Dataset rows describing interfaces:
■ ■ ■ ■ ■ ■ ■

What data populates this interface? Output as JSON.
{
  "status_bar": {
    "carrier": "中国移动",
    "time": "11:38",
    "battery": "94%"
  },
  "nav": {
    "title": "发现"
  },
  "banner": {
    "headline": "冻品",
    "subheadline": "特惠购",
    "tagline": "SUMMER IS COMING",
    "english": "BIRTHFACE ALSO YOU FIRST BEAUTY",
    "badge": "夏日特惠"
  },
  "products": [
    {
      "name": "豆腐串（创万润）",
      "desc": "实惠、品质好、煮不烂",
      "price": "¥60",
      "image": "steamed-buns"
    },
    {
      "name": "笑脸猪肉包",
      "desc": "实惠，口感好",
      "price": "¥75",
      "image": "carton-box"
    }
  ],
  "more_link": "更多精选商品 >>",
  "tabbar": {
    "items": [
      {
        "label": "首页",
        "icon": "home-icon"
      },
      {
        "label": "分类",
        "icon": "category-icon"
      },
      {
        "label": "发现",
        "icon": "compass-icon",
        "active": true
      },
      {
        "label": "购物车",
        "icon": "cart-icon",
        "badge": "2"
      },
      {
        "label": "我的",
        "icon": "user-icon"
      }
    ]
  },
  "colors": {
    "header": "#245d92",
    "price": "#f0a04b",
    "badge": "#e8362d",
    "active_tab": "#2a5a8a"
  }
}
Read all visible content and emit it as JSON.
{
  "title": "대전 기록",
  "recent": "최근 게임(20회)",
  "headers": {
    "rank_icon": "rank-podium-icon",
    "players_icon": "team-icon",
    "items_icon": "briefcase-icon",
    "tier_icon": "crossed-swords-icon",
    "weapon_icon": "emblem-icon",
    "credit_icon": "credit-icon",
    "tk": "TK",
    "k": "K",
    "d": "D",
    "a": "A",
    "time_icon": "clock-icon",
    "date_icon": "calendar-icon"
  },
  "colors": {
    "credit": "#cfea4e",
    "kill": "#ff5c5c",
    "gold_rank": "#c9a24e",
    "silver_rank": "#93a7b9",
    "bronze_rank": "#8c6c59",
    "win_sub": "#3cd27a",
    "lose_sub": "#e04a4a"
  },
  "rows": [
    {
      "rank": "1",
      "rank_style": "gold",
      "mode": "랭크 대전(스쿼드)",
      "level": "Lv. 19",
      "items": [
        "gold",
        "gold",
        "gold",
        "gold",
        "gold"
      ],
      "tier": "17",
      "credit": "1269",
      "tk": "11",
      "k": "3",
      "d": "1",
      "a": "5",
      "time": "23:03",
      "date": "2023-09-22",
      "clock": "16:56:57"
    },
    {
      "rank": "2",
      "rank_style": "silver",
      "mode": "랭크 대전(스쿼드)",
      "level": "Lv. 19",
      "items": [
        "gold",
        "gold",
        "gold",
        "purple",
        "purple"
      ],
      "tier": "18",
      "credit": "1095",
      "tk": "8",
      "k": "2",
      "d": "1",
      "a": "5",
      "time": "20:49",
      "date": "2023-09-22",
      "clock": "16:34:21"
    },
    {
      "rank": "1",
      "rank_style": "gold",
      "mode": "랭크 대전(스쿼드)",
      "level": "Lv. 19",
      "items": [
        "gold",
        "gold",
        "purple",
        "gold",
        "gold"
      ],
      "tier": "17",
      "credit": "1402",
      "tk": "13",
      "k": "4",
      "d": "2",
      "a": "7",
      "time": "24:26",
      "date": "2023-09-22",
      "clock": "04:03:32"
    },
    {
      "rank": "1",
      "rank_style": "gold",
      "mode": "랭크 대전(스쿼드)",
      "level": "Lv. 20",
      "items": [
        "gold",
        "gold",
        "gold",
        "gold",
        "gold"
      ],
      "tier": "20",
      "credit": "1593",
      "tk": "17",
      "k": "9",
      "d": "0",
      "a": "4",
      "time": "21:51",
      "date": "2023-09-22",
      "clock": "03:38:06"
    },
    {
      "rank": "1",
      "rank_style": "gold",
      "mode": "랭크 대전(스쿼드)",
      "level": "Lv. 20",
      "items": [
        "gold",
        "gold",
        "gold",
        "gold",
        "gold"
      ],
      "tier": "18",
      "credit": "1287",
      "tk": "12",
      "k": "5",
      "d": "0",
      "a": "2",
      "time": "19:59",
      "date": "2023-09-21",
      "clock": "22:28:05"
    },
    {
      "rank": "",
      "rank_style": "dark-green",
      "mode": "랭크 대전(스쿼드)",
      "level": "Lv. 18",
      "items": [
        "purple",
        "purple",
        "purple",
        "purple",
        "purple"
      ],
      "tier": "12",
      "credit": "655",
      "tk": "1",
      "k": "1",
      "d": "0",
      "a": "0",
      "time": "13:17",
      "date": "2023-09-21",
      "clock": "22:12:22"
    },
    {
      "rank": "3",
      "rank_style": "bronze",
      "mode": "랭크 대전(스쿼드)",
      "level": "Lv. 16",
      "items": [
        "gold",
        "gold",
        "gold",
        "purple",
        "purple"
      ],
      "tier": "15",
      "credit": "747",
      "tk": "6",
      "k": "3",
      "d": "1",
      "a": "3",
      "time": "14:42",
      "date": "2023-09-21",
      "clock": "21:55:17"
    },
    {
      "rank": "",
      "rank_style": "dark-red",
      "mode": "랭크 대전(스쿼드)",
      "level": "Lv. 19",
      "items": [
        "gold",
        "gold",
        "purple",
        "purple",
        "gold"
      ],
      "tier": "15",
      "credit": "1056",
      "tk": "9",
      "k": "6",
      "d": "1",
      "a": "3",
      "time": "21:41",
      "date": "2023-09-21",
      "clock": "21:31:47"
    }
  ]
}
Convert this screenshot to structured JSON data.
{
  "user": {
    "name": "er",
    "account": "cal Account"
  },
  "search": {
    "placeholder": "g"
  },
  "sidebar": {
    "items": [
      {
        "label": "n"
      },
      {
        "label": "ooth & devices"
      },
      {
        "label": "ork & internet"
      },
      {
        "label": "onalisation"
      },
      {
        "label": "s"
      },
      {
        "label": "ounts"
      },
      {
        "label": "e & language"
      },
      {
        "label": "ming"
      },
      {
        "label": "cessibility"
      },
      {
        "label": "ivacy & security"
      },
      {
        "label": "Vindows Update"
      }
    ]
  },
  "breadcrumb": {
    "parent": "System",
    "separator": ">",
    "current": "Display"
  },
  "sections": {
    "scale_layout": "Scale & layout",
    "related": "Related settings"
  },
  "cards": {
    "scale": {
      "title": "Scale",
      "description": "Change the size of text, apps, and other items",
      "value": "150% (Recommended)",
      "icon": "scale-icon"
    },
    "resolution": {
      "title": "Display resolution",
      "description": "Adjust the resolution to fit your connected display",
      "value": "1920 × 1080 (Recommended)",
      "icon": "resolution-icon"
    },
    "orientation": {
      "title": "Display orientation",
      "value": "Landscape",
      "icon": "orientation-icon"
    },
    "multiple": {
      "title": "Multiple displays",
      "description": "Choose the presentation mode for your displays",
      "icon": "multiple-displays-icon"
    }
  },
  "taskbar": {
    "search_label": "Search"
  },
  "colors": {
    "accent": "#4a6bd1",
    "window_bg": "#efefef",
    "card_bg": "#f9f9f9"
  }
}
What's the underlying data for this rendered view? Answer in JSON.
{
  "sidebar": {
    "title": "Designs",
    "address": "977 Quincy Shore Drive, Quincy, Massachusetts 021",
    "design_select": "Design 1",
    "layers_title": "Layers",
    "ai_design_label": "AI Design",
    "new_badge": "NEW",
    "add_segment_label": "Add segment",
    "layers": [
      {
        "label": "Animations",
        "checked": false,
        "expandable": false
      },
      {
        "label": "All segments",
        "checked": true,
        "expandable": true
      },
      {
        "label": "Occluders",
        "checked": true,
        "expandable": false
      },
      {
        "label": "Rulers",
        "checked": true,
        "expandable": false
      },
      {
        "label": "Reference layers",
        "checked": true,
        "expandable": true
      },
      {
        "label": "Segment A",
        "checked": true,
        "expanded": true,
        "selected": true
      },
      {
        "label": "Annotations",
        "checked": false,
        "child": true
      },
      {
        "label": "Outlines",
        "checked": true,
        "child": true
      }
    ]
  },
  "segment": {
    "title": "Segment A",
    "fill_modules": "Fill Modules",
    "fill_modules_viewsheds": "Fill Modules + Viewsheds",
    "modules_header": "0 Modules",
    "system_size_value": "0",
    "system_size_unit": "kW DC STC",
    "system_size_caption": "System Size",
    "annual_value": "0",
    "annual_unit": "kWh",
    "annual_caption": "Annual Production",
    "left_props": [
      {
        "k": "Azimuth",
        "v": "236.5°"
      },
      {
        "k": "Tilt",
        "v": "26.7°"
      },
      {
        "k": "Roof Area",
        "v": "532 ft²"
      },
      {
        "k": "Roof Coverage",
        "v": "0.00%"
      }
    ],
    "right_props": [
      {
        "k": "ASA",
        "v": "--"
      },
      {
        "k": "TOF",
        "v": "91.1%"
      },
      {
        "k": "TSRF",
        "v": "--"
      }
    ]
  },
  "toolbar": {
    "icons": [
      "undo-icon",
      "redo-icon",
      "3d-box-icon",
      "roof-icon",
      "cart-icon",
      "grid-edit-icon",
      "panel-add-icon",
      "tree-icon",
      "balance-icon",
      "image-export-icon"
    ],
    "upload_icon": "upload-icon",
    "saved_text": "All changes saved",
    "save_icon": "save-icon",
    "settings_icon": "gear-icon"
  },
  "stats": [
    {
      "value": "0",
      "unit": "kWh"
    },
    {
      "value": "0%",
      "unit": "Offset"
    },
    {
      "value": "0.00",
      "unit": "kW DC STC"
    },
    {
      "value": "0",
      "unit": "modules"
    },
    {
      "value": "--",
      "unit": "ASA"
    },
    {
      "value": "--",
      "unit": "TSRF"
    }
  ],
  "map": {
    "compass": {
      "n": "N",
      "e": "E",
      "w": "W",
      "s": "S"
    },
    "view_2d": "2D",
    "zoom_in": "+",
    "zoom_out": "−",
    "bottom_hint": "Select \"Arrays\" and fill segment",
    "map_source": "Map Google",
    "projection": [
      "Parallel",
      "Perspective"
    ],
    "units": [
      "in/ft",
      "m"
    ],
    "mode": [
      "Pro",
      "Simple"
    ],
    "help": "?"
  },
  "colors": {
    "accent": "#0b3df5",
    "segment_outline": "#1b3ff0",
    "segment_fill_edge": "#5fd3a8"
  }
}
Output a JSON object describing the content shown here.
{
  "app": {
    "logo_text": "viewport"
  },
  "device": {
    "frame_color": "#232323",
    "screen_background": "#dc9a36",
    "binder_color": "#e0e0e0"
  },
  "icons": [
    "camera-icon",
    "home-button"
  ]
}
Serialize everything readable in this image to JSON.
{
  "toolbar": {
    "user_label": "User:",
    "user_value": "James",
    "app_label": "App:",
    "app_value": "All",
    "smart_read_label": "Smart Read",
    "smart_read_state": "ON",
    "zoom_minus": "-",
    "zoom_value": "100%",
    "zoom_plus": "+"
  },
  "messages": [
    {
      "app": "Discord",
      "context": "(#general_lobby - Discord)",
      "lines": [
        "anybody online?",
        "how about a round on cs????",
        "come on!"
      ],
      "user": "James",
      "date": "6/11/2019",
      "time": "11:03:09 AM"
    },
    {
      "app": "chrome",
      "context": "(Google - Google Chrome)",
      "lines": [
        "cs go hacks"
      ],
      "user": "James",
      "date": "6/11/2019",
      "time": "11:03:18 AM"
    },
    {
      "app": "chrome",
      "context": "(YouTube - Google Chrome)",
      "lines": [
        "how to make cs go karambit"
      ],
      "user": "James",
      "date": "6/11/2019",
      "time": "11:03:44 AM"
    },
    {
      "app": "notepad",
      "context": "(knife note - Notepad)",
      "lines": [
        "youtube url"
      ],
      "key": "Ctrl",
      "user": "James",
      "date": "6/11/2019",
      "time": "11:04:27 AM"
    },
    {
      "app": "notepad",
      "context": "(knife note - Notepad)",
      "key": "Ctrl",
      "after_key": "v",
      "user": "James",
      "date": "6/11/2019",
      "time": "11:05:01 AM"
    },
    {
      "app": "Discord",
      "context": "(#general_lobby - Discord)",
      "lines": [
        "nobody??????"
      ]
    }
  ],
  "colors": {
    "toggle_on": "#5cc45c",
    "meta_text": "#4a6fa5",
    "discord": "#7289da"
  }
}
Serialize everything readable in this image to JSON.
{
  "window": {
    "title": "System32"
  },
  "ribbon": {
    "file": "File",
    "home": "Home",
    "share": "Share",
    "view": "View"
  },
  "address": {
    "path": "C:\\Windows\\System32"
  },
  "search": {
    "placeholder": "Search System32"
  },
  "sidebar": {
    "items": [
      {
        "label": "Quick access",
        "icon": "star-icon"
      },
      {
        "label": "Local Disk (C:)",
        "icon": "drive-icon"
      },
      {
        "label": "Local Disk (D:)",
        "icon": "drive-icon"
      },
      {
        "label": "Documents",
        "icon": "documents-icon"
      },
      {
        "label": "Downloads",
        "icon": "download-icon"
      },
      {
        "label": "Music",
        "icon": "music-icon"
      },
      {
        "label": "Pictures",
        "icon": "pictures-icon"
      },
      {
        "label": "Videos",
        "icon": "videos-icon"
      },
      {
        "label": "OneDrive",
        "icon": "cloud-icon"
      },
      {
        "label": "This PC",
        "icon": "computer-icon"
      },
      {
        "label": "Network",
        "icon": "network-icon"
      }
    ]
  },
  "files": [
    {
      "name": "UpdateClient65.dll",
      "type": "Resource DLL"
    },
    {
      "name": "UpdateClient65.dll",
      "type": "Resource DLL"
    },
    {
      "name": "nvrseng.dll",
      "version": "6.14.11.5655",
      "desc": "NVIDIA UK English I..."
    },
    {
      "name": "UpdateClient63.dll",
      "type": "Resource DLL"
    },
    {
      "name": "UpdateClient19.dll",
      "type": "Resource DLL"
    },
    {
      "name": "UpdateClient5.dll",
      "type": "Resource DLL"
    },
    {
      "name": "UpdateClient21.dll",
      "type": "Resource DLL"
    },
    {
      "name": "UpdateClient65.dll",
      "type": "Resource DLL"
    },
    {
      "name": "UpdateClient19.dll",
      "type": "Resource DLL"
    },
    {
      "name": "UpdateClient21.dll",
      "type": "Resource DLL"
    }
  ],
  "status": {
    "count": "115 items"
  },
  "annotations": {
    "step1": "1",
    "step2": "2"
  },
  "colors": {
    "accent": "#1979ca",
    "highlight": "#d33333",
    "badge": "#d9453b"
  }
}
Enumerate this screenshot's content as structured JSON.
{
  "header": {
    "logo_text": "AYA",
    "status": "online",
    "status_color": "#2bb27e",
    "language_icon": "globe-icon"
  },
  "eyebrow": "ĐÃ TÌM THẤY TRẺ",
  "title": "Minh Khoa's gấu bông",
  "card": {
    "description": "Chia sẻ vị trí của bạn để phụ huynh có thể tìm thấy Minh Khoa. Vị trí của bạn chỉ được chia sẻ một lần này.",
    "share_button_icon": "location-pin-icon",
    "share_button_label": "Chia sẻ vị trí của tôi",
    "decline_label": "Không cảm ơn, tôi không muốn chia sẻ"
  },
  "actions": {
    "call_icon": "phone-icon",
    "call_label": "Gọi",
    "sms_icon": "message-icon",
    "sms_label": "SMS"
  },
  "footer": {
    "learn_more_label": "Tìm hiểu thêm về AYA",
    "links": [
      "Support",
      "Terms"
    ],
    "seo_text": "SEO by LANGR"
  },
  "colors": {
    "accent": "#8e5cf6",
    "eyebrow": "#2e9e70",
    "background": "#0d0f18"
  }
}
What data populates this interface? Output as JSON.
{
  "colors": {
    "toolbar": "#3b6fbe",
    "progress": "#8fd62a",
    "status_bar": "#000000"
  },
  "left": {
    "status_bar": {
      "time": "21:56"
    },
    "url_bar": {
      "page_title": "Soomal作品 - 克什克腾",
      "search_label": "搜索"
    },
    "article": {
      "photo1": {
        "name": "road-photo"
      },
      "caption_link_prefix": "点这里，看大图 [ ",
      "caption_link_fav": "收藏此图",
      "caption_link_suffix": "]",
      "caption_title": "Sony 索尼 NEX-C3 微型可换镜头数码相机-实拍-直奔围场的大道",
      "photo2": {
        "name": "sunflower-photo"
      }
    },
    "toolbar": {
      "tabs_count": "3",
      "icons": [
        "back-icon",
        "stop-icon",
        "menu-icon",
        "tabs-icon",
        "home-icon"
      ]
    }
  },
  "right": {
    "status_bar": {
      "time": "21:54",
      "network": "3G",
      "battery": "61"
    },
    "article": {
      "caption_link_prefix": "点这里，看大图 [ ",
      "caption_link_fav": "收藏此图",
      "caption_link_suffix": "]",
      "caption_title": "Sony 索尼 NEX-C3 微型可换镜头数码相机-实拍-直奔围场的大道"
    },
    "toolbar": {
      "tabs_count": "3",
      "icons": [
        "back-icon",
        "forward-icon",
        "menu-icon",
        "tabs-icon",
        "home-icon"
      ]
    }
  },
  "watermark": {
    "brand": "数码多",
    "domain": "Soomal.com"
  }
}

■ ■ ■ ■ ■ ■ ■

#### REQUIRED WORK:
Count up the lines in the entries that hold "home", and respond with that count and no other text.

#### EXPECTED ANSWER:
5